Benintendi’s hit to right field ended with a replay review. Rather than throw to the cutoff man, right fielder Yasiel Puig fired home to try nabbing Mookie Betts, but his throw was poor. Catcher Austin Barnes caught the ball a few feet in front of and to the right of home plate, then whipped the ball to second base in an attempt to get Benintendi. Benintendi clearly beat the throw, but shortstop Manny Machado kept the tag applied. After Benintendi was ruled safe, the Dodgers challenged, arguing that Benintendi’s hand may have come off the second base bag for a microsecond while Machado’s glove was on him. The ruling on the field was upheld and the Red Sox continued to rally.

Replay review over base-keeping is not in the spirit of the rule and shouldn’t be permitted. Hopefully Major League Baseball considers changing the rule in the offseason. Besides the oftentimes uncontrollable minute infractions, these kinds of replay reviews slow the game down more than other types of reviews because they tend not to be as obvious as other situations.

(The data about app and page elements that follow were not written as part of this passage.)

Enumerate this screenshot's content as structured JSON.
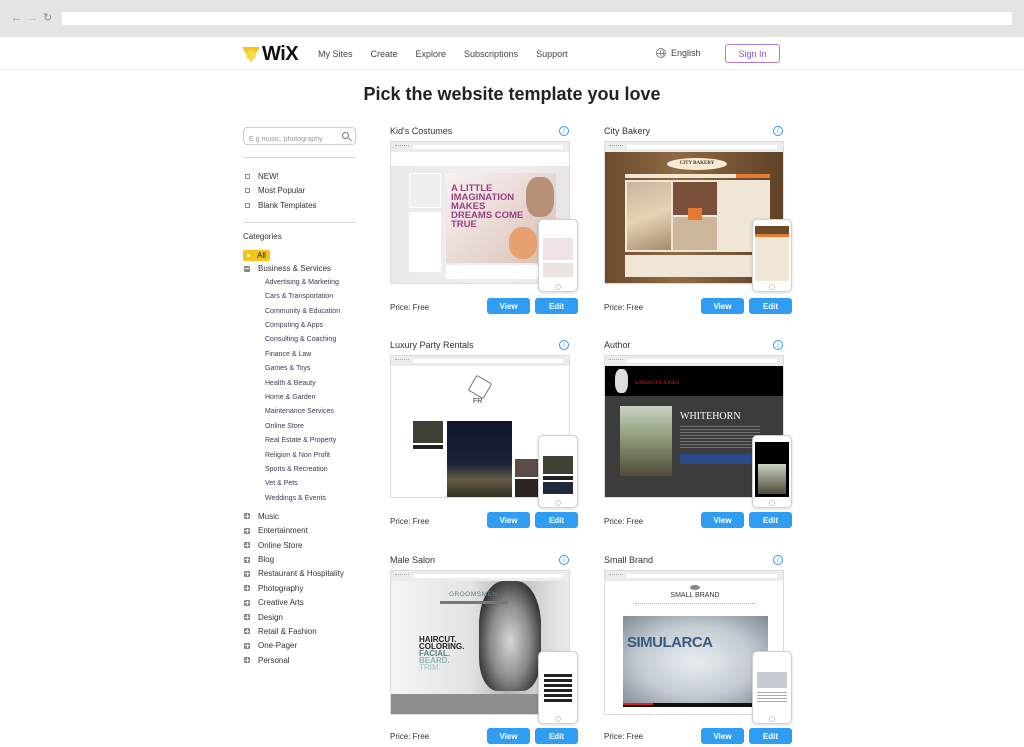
{
  "browser": {
    "back_icon": "arrow-left-icon",
    "forward_icon": "arrow-right-icon",
    "reload_icon": "reload-icon",
    "url": ""
  },
  "header": {
    "logo_text": "WiX",
    "nav": [
      "My Sites",
      "Create",
      "Explore",
      "Subscriptions",
      "Support"
    ],
    "language": "English",
    "sign_in": "Sign In",
    "accent_color": "#9b4fc8"
  },
  "page_title": "Pick the website template you love",
  "sidebar": {
    "search_placeholder": "E.g music, photography",
    "quick_filters": [
      "NEW!",
      "Most Popular",
      "Blank Templates"
    ],
    "categories_heading": "Categories",
    "selected_category": "All",
    "expanded_category": "Business & Services",
    "subcategories": [
      "Advertising & Marketing",
      "Cars & Transportation",
      "Community & Education",
      "Computing & Apps",
      "Consulting & Coaching",
      "Finance & Law",
      "Games & Toys",
      "Health & Beauty",
      "Home & Garden",
      "Maintenance Services",
      "Online Store",
      "Real Estate & Property",
      "Religion & Non Profit",
      "Sports & Recreation",
      "Vet & Pets",
      "Weddings & Events"
    ],
    "other_categories": [
      "Music",
      "Entertainment",
      "Online Store",
      "Blog",
      "Restaurant & Hospitality",
      "Photography",
      "Creative Arts",
      "Design",
      "Retail & Fashion",
      "One-Pager",
      "Personal"
    ]
  },
  "templates": [
    {
      "name": "Kid's Costumes",
      "price": "Price: Free",
      "view": "View",
      "edit": "Edit",
      "hero_text": "A LITTLE IMAGINATION MAKES DREAMS COME TRUE"
    },
    {
      "name": "City Bakery",
      "price": "Price: Free",
      "view": "View",
      "edit": "Edit",
      "hero_text": "CITY BAKERY"
    },
    {
      "name": "Luxury Party Rentals",
      "price": "Price: Free",
      "view": "View",
      "edit": "Edit",
      "hero_text": "FR"
    },
    {
      "name": "Author",
      "price": "Price: Free",
      "view": "View",
      "edit": "Edit",
      "hero_text": "WHITEHORN",
      "sub_text": "SAMANTA JONES"
    },
    {
      "name": "Male Salon",
      "price": "Price: Free",
      "view": "View",
      "edit": "Edit",
      "hero_text": "GROOMSMEN",
      "sub_lines": [
        "HAIRCUT.",
        "COLORING.",
        "FACIAL.",
        "BEARD.",
        "TRIM."
      ]
    },
    {
      "name": "Small Brand",
      "price": "Price: Free",
      "view": "View",
      "edit": "Edit",
      "hero_text": "SMALL BRAND",
      "sub_text": "SIMULARCA"
    }
  ],
  "colors": {
    "button_blue": "#2f9df1",
    "selected_category": "#f5c518",
    "info_icon": "#3b97e3"
  }
}
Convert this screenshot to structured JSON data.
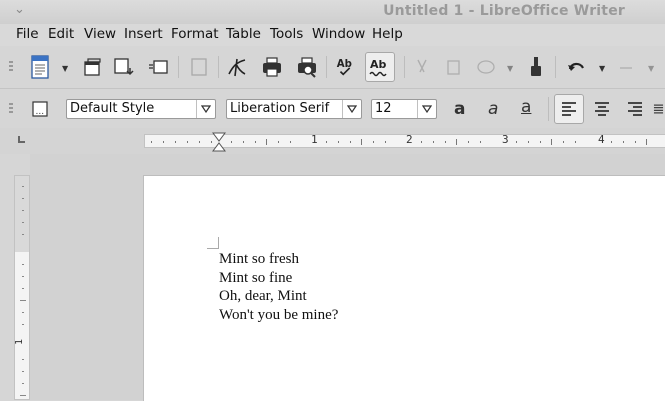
{
  "window": {
    "title": "Untitled 1 - LibreOffice Writer"
  },
  "menu": [
    {
      "label": "File",
      "accel": "F",
      "rest": "ile"
    },
    {
      "label": "Edit",
      "accel": "E",
      "rest": "dit"
    },
    {
      "label": "View",
      "accel": "V",
      "rest": "iew"
    },
    {
      "label": "Insert",
      "accel": "I",
      "rest": "nsert"
    },
    {
      "label": "Format",
      "accel": "o",
      "pre": "F",
      "rest": "rmat"
    },
    {
      "label": "Table",
      "accel": "a",
      "pre": "T",
      "rest": "ble"
    },
    {
      "label": "Tools",
      "accel": "T",
      "rest": "ools"
    },
    {
      "label": "Window",
      "accel": "W",
      "rest": "indow"
    },
    {
      "label": "Help",
      "accel": "H",
      "rest": "elp"
    }
  ],
  "formatting": {
    "paragraph_style": "Default Style",
    "font_name": "Liberation Serif",
    "font_size": "12"
  },
  "ruler": {
    "marks": [
      "1",
      "2",
      "3",
      "4"
    ]
  },
  "document": {
    "lines": [
      "Mint so fresh",
      "Mint so fine",
      "Oh, dear, Mint",
      "Won't you be mine?"
    ]
  },
  "icons": {
    "new": "new-document-icon",
    "templates": "templates-icon",
    "open": "open-icon",
    "save": "save-icon",
    "edit_file": "edit-file-icon",
    "export_pdf": "export-pdf-icon",
    "print": "print-icon",
    "print_preview": "print-preview-icon",
    "spellcheck": "spellcheck-icon",
    "autospell": "autospellcheck-icon",
    "undo": "undo-icon",
    "clone": "clone-formatting-icon"
  },
  "colors": {
    "title_text": "#9a9a9a",
    "toolbar_bg": "#d6d6d6",
    "page_bg": "#ffffff"
  }
}
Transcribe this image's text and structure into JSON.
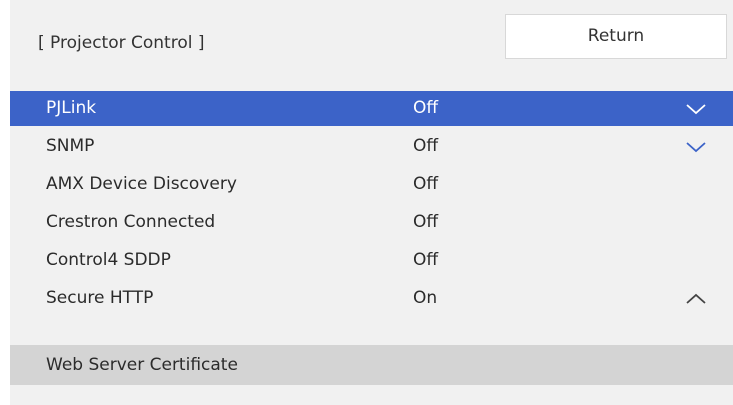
{
  "header": {
    "title": "[ Projector Control ]",
    "return_label": "Return"
  },
  "rows": [
    {
      "label": "PJLink",
      "value": "Off",
      "icon": "chevron-down",
      "selected": true
    },
    {
      "label": "SNMP",
      "value": "Off",
      "icon": "chevron-down",
      "selected": false
    },
    {
      "label": "AMX Device Discovery",
      "value": "Off",
      "icon": "",
      "selected": false
    },
    {
      "label": "Crestron Connected",
      "value": "Off",
      "icon": "",
      "selected": false
    },
    {
      "label": "Control4 SDDP",
      "value": "Off",
      "icon": "",
      "selected": false
    },
    {
      "label": "Secure HTTP",
      "value": "On",
      "icon": "chevron-up",
      "selected": false
    }
  ],
  "subitem": {
    "label": "Web Server Certificate"
  },
  "colors": {
    "selected_bg": "#3c63c8",
    "panel_bg": "#f1f1f1",
    "subitem_bg": "#d4d4d4"
  }
}
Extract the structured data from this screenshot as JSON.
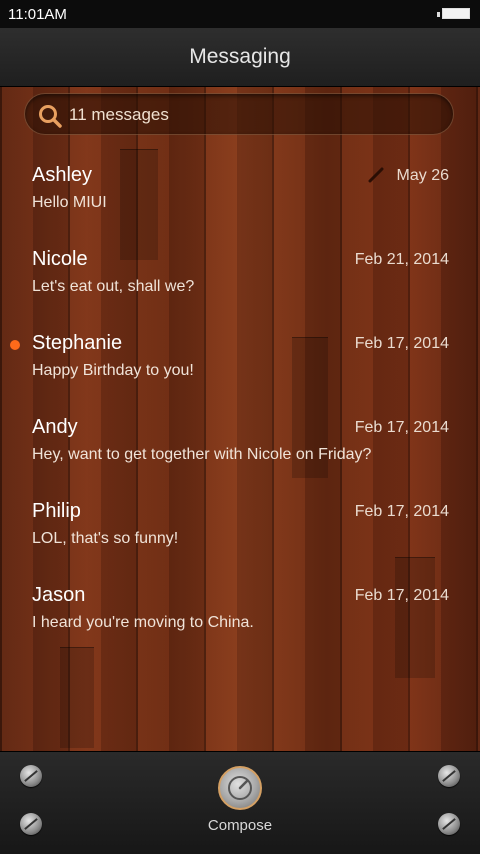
{
  "status_bar": {
    "time": "11:01AM"
  },
  "header": {
    "title": "Messaging"
  },
  "search": {
    "count_label": "11 messages"
  },
  "threads": [
    {
      "name": "Ashley",
      "preview": "Hello MIUI",
      "date": "May 26",
      "draft": true,
      "unread": false
    },
    {
      "name": "Nicole",
      "preview": "Let's eat out, shall we?",
      "date": "Feb 21, 2014",
      "draft": false,
      "unread": false
    },
    {
      "name": "Stephanie",
      "preview": "Happy Birthday to you!",
      "date": "Feb 17, 2014",
      "draft": false,
      "unread": true
    },
    {
      "name": "Andy",
      "preview": "Hey, want to get together with Nicole on Friday?",
      "date": "Feb 17, 2014",
      "draft": false,
      "unread": false
    },
    {
      "name": "Philip",
      "preview": "LOL, that's so funny!",
      "date": "Feb 17, 2014",
      "draft": false,
      "unread": false
    },
    {
      "name": "Jason",
      "preview": "I heard you're moving to China.",
      "date": "Feb 17, 2014",
      "draft": false,
      "unread": false
    }
  ],
  "bottom_bar": {
    "compose_label": "Compose"
  },
  "colors": {
    "unread_dot": "#ff6a1a",
    "wood": "#6a2a12",
    "compose_ring": "#d4a064"
  },
  "icons": {
    "search": "search-icon",
    "draft": "pencil-icon",
    "compose": "compose-icon"
  }
}
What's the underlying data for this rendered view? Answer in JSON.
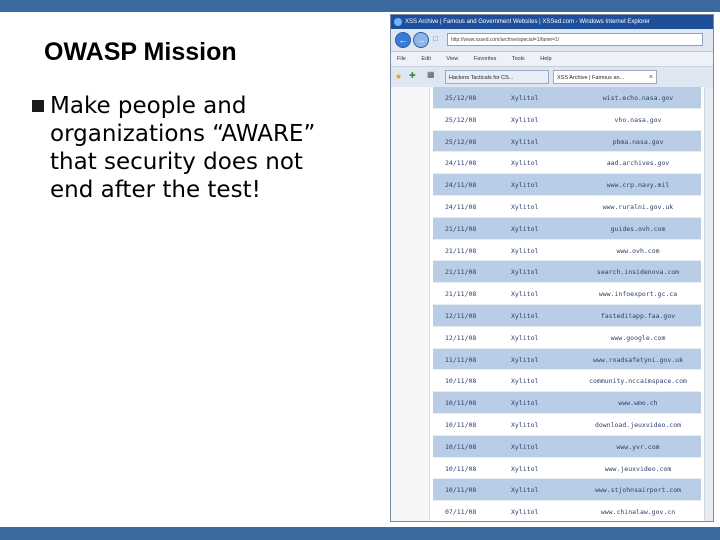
{
  "slide": {
    "title": "OWASP Mission",
    "bullet": "Make people and\norganizations “AWARE”\nthat security does not\nend after the test!"
  },
  "browser": {
    "window_title": "XSS Archive | Famous and Government Websites | XSSed.com - Windows Internet Explorer",
    "address": "http://www.xssed.com/archive/special=1/fame=1/",
    "menu": [
      "File",
      "Edit",
      "View",
      "Favorites",
      "Tools",
      "Help"
    ],
    "tabs": [
      {
        "label": "Hackers Tacticals for CS..."
      },
      {
        "label": "XSS Archive | Famous an..."
      }
    ],
    "rows": [
      {
        "date": "25/12/08",
        "author": "Xylitol",
        "site": "wist.echo.nasa.gov"
      },
      {
        "date": "25/12/08",
        "author": "Xylitol",
        "site": "vho.nasa.gov"
      },
      {
        "date": "25/12/08",
        "author": "Xylitol",
        "site": "pbma.nasa.gov"
      },
      {
        "date": "24/11/08",
        "author": "Xylitol",
        "site": "aad.archives.gov"
      },
      {
        "date": "24/11/08",
        "author": "Xylitol",
        "site": "www.crp.navy.mil"
      },
      {
        "date": "24/11/08",
        "author": "Xylitol",
        "site": "www.ruralni.gov.uk"
      },
      {
        "date": "21/11/08",
        "author": "Xylitol",
        "site": "guides.ovh.com"
      },
      {
        "date": "21/11/08",
        "author": "Xylitol",
        "site": "www.ovh.com"
      },
      {
        "date": "21/11/08",
        "author": "Xylitol",
        "site": "search.insidenova.com"
      },
      {
        "date": "21/11/08",
        "author": "Xylitol",
        "site": "www.infoexport.gc.ca"
      },
      {
        "date": "12/11/08",
        "author": "Xylitol",
        "site": "fasteditapp.faa.gov"
      },
      {
        "date": "12/11/08",
        "author": "Xylitol",
        "site": "www.google.com"
      },
      {
        "date": "11/11/08",
        "author": "Xylitol",
        "site": "www.roadsafetyni.gov.uk"
      },
      {
        "date": "10/11/08",
        "author": "Xylitol",
        "site": "community.nccaimspace.com"
      },
      {
        "date": "10/11/08",
        "author": "Xylitol",
        "site": "www.wmo.ch"
      },
      {
        "date": "10/11/08",
        "author": "Xylitol",
        "site": "download.jeuxvideo.com"
      },
      {
        "date": "10/11/08",
        "author": "Xylitol",
        "site": "www.yvr.com"
      },
      {
        "date": "10/11/08",
        "author": "Xylitol",
        "site": "www.jeuxvideo.com"
      },
      {
        "date": "10/11/08",
        "author": "Xylitol",
        "site": "www.stjohnsairport.com"
      },
      {
        "date": "07/11/08",
        "author": "Xylitol",
        "site": "www.chinalaw.gov.cn"
      }
    ]
  },
  "colors": {
    "slide_bar": "#3d6a9e",
    "row_alt": "#b9cde6",
    "ie_title": "#1f4f9a"
  }
}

Baseball has become so technical and rigid that it seems foolish to leave gray area in this regard. A runner is either off the base or he isn’t. However, the gradual result of enforcing these “runner’s hand came off the base for a fraction of a second” situations is runners running less aggressively and sliding less often so there’s no potential of them losing control of their body around the base. Base running, particularly the aggressive, sliding variety, is quietly one of the most fun aspects of the game. Policing the game to this degree, then, serves to make the game less fun and exciting.

Where does one draw the line then? To quote Supreme Court Justice Potter Stewart, describing obscenity in Jacobellis v. Ohio, “I know it when I see it.” This is one area where I am comfortable giving the umpires freedom to enforce the rule at their discretion and making these situations impermissible for replay review.